"I hate the notion that if you are a business person, you cannot also be creative," she said.
When the Paper Source opportunity arrived unexpectedly on her doorstep years later, Pofcher saw a chance to immerse herself in a world of creativity and design.
Since its founding in 1983 as a storefront under the elevated train tracks in River North, Paper Source has developed a cult following of crafters and artists taken with Lindstrom's offbeat, and often naughty, sensibility. The store developed its reputation for colorful, cutting-edge merchandise by importing specialty papers from Japan, making its own rubber stamps and journals in-house, and offering an irreverent alternative to Hallmark greeting cards (such as the $5.50 letterpress card depicting three nuns declaring, "Holy Sh*t! It's your birthday").
When Brentwood Associates LP purchased a majority stake in Paper Source in 2007 and hired Pofcher to oversee a national expansion, there was no more room for mayhem.
The Los Angeles-based private equity firm wanted to open a dozen stores a year and eventually operate more than 200 Paper Source outposts in malls and main streets across the country.
"We knew behind the store there was great creativity, but the company needed organization and systems and planning," said Roger Goddu, a partner at Brentwood and chairman of Paper Source. "Sally is a very hands-on CEO in terms of understanding all aspects of the business and the nuances that aren't so obvious. There's nothing going on in that company that she doesn't know."

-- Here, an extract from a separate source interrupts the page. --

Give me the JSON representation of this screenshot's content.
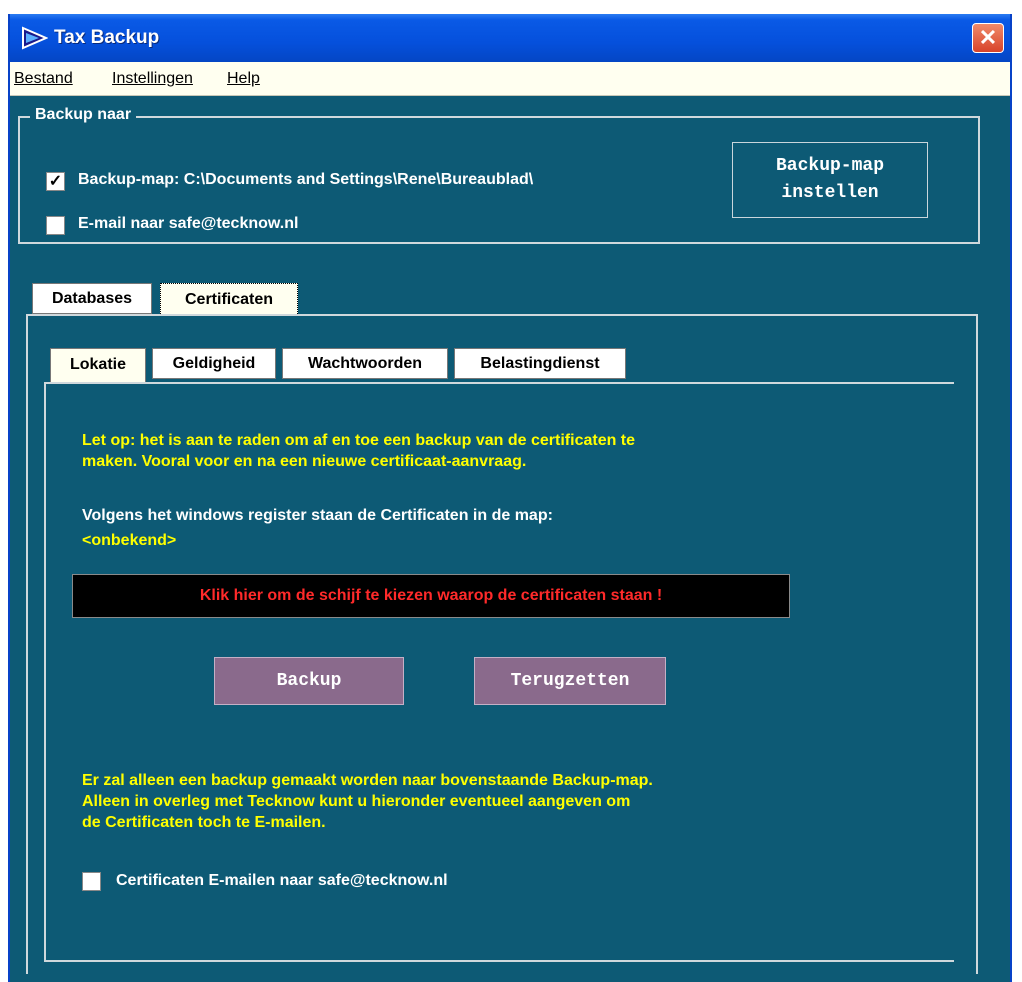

Goddu learned about Paper Source from his teenage daughter when he was working in Chicago in the late 1990s as chairman and CEO of now-defunct Montgomery Ward under GE Capital Corp. Goddu decided the retail concept had national potential and persuaded his partners at Brentwood to invest, even though the 21-store chain was smaller than most companies in their portfolio.
Lindstrom, who remains the company's single individual shareholder, was unavailable to comment for this story. But Goddu recounts Lindstrom telling him that she didn't care about how much money the company made.
"That wasn't how she approached the business," Goddu said.
Chandra Greer, a luxury paper proprietor in Old Town, has followed Paper Source under both Lindstrom and Pofcher.
"Sally is extraordinarily well-organized," said Greer. "Sue would bring in things she loved even if they wouldn't sell."
Keeping it real with customers